This has been highlighted by Pandora Ahem, the Managing Director of Impulse Light, when she accentuated “After all we are carrying the cost of every lamp in our warehouse until the customer eventually pays for it”. This also why the company even pays incentives on how well costs and working capital are kept under control. Another important performance objective for Impulse Light is ‘excellent service’. Of course this is expensive but the ability to manage this quick service is more valuable than the money they even make even if they do not earn enough for the order.
Partly this is quality but it is also availability. Availability is a combination of speed and dependability. Flexibility and speed are their way of differentiating in the sector. Question 3 The leading time seems to influence the stock replenishment policy of Impulse Light. This is calculated from previous experience and due to seasonal demand. Goods which may not exist in stock in emergency situations may also be provided. The company also uses the re-order point system. In other words, when stocks of items go below certain points they are re-ordered.
The re-order points for Impulse Light are set on the basis of predicted demand, the order lead time, the variability of lead time, the physical size of the lamp and the transportation cost. Question 4 Economic order quantity is the order quantity that minimizes total inventory holding costs and ordering costs. It is one of the oldest classical production scheduling models. The framework used to determine this order quantity is also known as Wilson EGO Model or Wilson Formula. The model was developed by Ford W. Harris in 1913 (Harris, 1990).
OX applies only when demand for a product is constant over the year and each new order is delivered in full when inventory reaches zero. There is a fixed cost for each order placed, regardless of the number of units ordered. There is also a cost for each unit held in storage, commonly known as holding cost, sometimes expressed as a percentage of the purchase cost of the item. We want to determine the optimal number of units to order so that we minimize the total cost associated with the purchase, delivery and storage of the product.
The required parameters to the solution are the total demand for the year, the purchase cost for each item, the fixed cost to place the order and the storage cost for each item per year. Note that the number of times an order is placed will also affect the total cost, though this number can be determined from the other parameters.

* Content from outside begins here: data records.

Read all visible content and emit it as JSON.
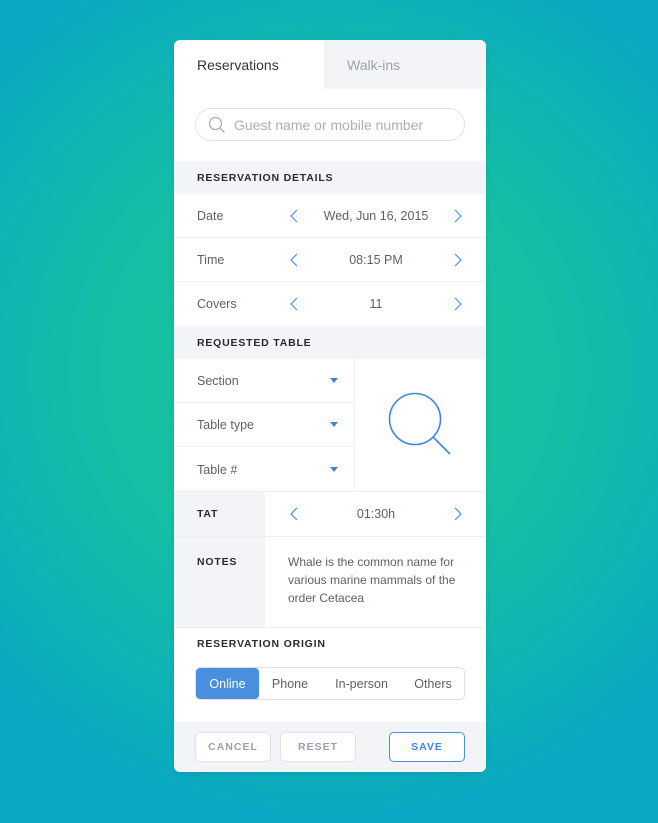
{
  "tabs": [
    {
      "label": "Reservations",
      "active": true
    },
    {
      "label": "Walk-ins",
      "active": false
    }
  ],
  "search": {
    "placeholder": "Guest name or mobile number",
    "value": "",
    "icon": "search-icon"
  },
  "reservation_details": {
    "title": "RESERVATION DETAILS",
    "rows": [
      {
        "label": "Date",
        "value": "Wed, Jun 16, 2015"
      },
      {
        "label": "Time",
        "value": "08:15 PM"
      },
      {
        "label": "Covers",
        "value": "11"
      }
    ]
  },
  "requested_table": {
    "title": "REQUESTED TABLE",
    "dropdowns": [
      {
        "label": "Section"
      },
      {
        "label": "Table type"
      },
      {
        "label": "Table #"
      }
    ],
    "preview_icon": "magnifier-icon"
  },
  "tat": {
    "label": "TAT",
    "value": "01:30h"
  },
  "notes": {
    "label": "NOTES",
    "text": "Whale is the common name for various marine mammals of the order Cetacea"
  },
  "origin": {
    "title": "RESERVATION ORIGIN",
    "options": [
      "Online",
      "Phone",
      "In-person",
      "Others"
    ],
    "selected": "Online"
  },
  "footer": {
    "cancel": "CANCEL",
    "reset": "RESET",
    "save": "SAVE"
  },
  "colors": {
    "accent": "#4a8ee0",
    "section_bg": "#f3f4f8",
    "text": "#5b616b",
    "heading": "#262b33"
  }
}
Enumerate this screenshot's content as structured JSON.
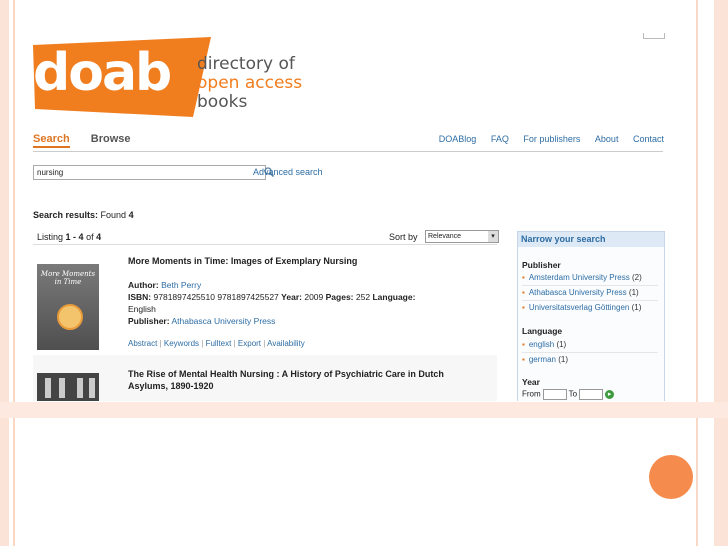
{
  "colors": {
    "brand_orange": "#f07d1e",
    "link_blue": "#2e6da4",
    "slide_accent": "#f58b4c"
  },
  "logo": {
    "wordmark": "doab",
    "tagline_1": "directory of",
    "tagline_2": "open access",
    "tagline_3": "books"
  },
  "nav": {
    "search": "Search",
    "browse": "Browse",
    "right": [
      "DOABlog",
      "FAQ",
      "For publishers",
      "About",
      "Contact"
    ]
  },
  "search": {
    "value": "nursing",
    "advanced": "Advanced search"
  },
  "results": {
    "label": "Search results:",
    "found_label": "Found",
    "found_count": "4"
  },
  "listing": {
    "prefix": "Listing",
    "range": "1 - 4",
    "of": "of",
    "total": "4",
    "sort_label": "Sort by",
    "sort_value": "Relevance"
  },
  "items": [
    {
      "title": "More Moments in Time: Images of Exemplary Nursing",
      "cover_title": "More Moments in Time",
      "author_label": "Author:",
      "author": "Beth Perry",
      "isbn_label": "ISBN:",
      "isbn": "9781897425510 9781897425527",
      "year_label": "Year:",
      "year": "2009",
      "pages_label": "Pages:",
      "pages": "252",
      "language_label": "Language:",
      "language": "English",
      "publisher_label": "Publisher:",
      "publisher": "Athabasca University Press",
      "actions": [
        "Abstract",
        "Keywords",
        "Fulltext",
        "Export",
        "Availability"
      ]
    },
    {
      "title": "The Rise of Mental Health Nursing : A History of Psychiatric Care in Dutch Asylums, 1890-1920"
    }
  ],
  "sidebar": {
    "header": "Narrow your search",
    "publisher_title": "Publisher",
    "publishers": [
      {
        "name": "Amsterdam University Press",
        "count": "(2)"
      },
      {
        "name": "Athabasca University Press",
        "count": "(1)"
      },
      {
        "name": "Universitatsverlag Göttingen",
        "count": "(1)"
      }
    ],
    "language_title": "Language",
    "languages": [
      {
        "name": "english",
        "count": "(1)"
      },
      {
        "name": "german",
        "count": "(1)"
      }
    ],
    "year_title": "Year",
    "from_label": "From",
    "to_label": "To"
  }
}
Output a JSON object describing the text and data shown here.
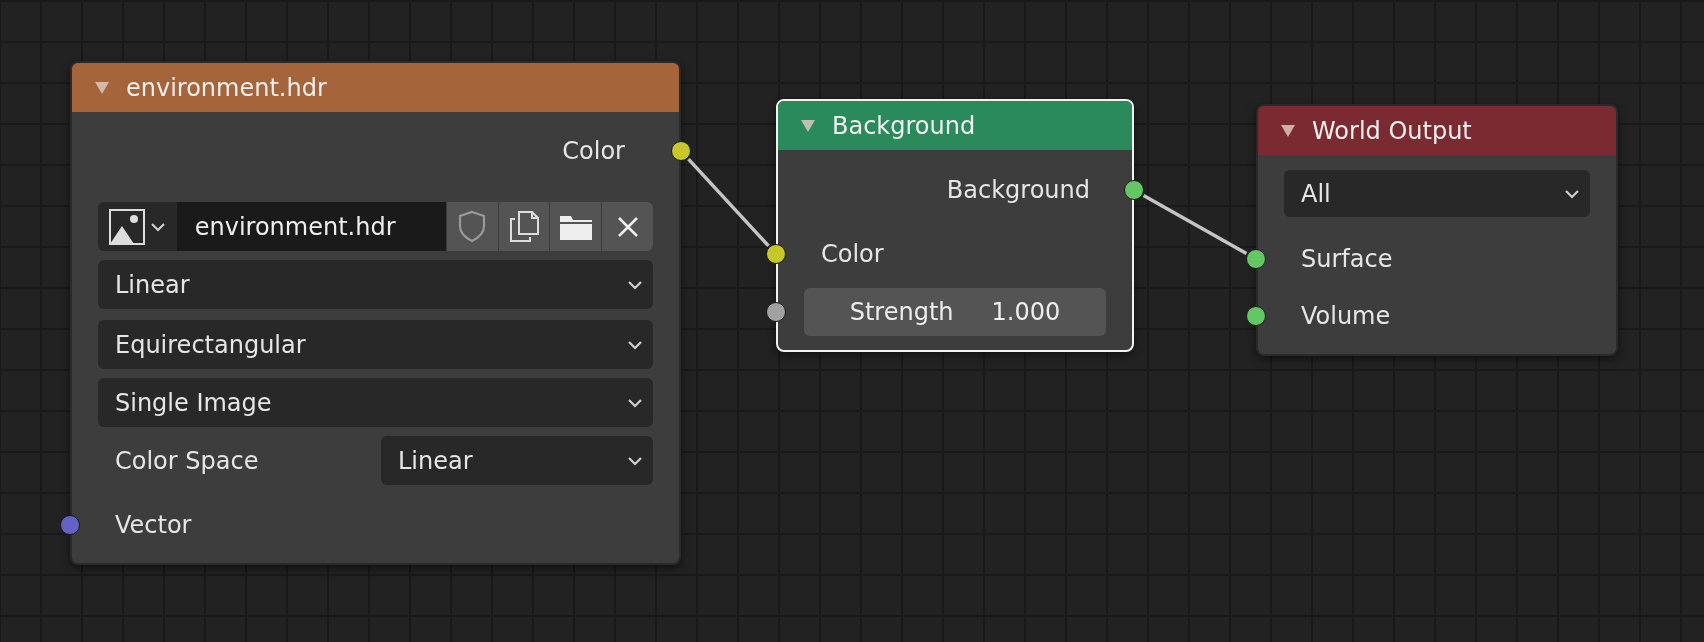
{
  "nodes": [
    {
      "title": "environment.hdr",
      "color": "#a5643a",
      "selected": false,
      "rows": [
        {
          "kind": "output",
          "label": "Color",
          "color": "#c7c729"
        },
        {
          "kind": "image",
          "value": "environment.hdr"
        },
        {
          "kind": "dropdown",
          "value": "Linear"
        },
        {
          "kind": "dropdown",
          "value": "Equirectangular"
        },
        {
          "kind": "dropdown",
          "value": "Single Image"
        },
        {
          "kind": "labeled_dropdown",
          "label": "Color Space",
          "value": "Linear"
        },
        {
          "kind": "input",
          "label": "Vector",
          "color": "#6363c7"
        }
      ]
    },
    {
      "title": "Background",
      "color": "#2b8a5c",
      "selected": true,
      "rows": [
        {
          "kind": "output",
          "label": "Background",
          "color": "#63c763"
        },
        {
          "kind": "input",
          "label": "Color",
          "color": "#c7c729"
        },
        {
          "kind": "value_input",
          "label": "Strength",
          "value": "1.000",
          "color": "#a1a1a1"
        }
      ]
    },
    {
      "title": "World Output",
      "color": "#7c2a31",
      "selected": false,
      "rows": [
        {
          "kind": "dropdown",
          "value": "All"
        },
        {
          "kind": "input",
          "label": "Surface",
          "color": "#63c763"
        },
        {
          "kind": "input",
          "label": "Volume",
          "color": "#63c763"
        }
      ]
    }
  ]
}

The following are its underlying assumptions: The ordering cost is constant. The rate of demand is known, and spread evenly throughout the year. The lead time is fixed. The purchase price of the item is constant i. E. o discount is available The blandishment is made instantaneously, the whole batch is delivered at once. Only one product is involved. EGO is the quantity to order, so that the sum of ordering cost and holding cost is at its minimum. These costs will be equal to one another at the minimized cost point. The group agree that Impulse Lights’ main departure from conventional EGO theory is the influence of the ‘container load’ in the case. Since shipping items where the total load is less than a full container is relatively expensive the theoretical economic order quantity is slightly less than a full container dad.
Cite this Quality Management System Standards
Quality Management System Standards. (2018, May 20). Retrieved from https://graduateway.com/assignment-157/